**Try it:** The entries shown below are to be printed in full, unaltered.

**Data records:**
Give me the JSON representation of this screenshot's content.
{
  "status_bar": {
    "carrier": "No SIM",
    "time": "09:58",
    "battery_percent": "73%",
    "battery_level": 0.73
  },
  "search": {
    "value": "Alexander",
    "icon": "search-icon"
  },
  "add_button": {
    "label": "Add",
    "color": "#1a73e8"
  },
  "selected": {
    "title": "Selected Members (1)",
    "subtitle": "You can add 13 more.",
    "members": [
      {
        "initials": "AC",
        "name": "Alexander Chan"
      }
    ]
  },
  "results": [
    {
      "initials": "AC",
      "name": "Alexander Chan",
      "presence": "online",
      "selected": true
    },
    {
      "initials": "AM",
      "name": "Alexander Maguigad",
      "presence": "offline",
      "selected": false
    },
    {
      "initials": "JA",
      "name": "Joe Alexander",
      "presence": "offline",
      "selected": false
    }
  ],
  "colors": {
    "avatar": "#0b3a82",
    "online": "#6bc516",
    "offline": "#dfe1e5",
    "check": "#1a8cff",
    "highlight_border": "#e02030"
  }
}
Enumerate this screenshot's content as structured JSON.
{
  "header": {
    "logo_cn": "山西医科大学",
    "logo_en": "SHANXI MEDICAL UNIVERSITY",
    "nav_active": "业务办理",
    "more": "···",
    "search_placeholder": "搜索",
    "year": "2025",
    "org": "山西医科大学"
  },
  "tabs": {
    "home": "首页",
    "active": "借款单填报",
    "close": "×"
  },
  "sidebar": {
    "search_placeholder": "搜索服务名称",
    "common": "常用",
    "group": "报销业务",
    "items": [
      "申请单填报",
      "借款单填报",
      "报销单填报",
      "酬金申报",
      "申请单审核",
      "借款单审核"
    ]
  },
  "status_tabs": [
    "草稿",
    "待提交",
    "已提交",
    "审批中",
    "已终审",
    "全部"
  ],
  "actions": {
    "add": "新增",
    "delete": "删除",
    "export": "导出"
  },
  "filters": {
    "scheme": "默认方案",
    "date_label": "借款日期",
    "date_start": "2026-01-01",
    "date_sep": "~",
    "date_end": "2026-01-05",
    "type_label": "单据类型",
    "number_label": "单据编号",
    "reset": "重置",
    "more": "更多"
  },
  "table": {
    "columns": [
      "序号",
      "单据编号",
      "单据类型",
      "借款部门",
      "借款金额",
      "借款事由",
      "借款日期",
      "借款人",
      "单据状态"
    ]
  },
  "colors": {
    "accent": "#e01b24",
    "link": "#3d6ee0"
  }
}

**Written answer:**
Give me the JSON representation of this screenshot's content.
{
  "status_bar": {
    "carrier": "No SIM",
    "time": "09:58",
    "battery_percent": "73%",
    "battery_level": 0.73
  },
  "search": {
    "value": "Alexander",
    "icon": "search-icon"
  },
  "add_button": {
    "label": "Add",
    "color": "#1a73e8"
  },
  "selected": {
    "title": "Selected Members (1)",
    "subtitle": "You can add 13 more.",
    "members": [
      {
        "initials": "AC",
        "name": "Alexander Chan"
      }
    ]
  },
  "results": [
    {
      "initials": "AC",
      "name": "Alexander Chan",
      "presence": "online",
      "selected": true
    },
    {
      "initials": "AM",
      "name": "Alexander Maguigad",
      "presence": "offline",
      "selected": false
    },
    {
      "initials": "JA",
      "name": "Joe Alexander",
      "presence": "offline",
      "selected": false
    }
  ],
  "colors": {
    "avatar": "#0b3a82",
    "online": "#6bc516",
    "offline": "#dfe1e5",
    "check": "#1a8cff",
    "highlight_border": "#e02030"
  }
}
Enumerate this screenshot's content as structured JSON.
{
  "header": {
    "logo_cn": "山西医科大学",
    "logo_en": "SHANXI MEDICAL UNIVERSITY",
    "nav_active": "业务办理",
    "more": "···",
    "search_placeholder": "搜索",
    "year": "2025",
    "org": "山西医科大学"
  },
  "tabs": {
    "home": "首页",
    "active": "借款单填报",
    "close": "×"
  },
  "sidebar": {
    "search_placeholder": "搜索服务名称",
    "common": "常用",
    "group": "报销业务",
    "items": [
      "申请单填报",
      "借款单填报",
      "报销单填报",
      "酬金申报",
      "申请单审核",
      "借款单审核"
    ]
  },
  "status_tabs": [
    "草稿",
    "待提交",
    "已提交",
    "审批中",
    "已终审",
    "全部"
  ],
  "actions": {
    "add": "新增",
    "delete": "删除",
    "export": "导出"
  },
  "filters": {
    "scheme": "默认方案",
    "date_label": "借款日期",
    "date_start": "2026-01-01",
    "date_sep": "~",
    "date_end": "2026-01-05",
    "type_label": "单据类型",
    "number_label": "单据编号",
    "reset": "重置",
    "more": "更多"
  },
  "table": {
    "columns": [
      "序号",
      "单据编号",
      "单据类型",
      "借款部门",
      "借款金额",
      "借款事由",
      "借款日期",
      "借款人",
      "单据状态"
    ]
  },
  "colors": {
    "accent": "#e01b24",
    "link": "#3d6ee0"
  }
}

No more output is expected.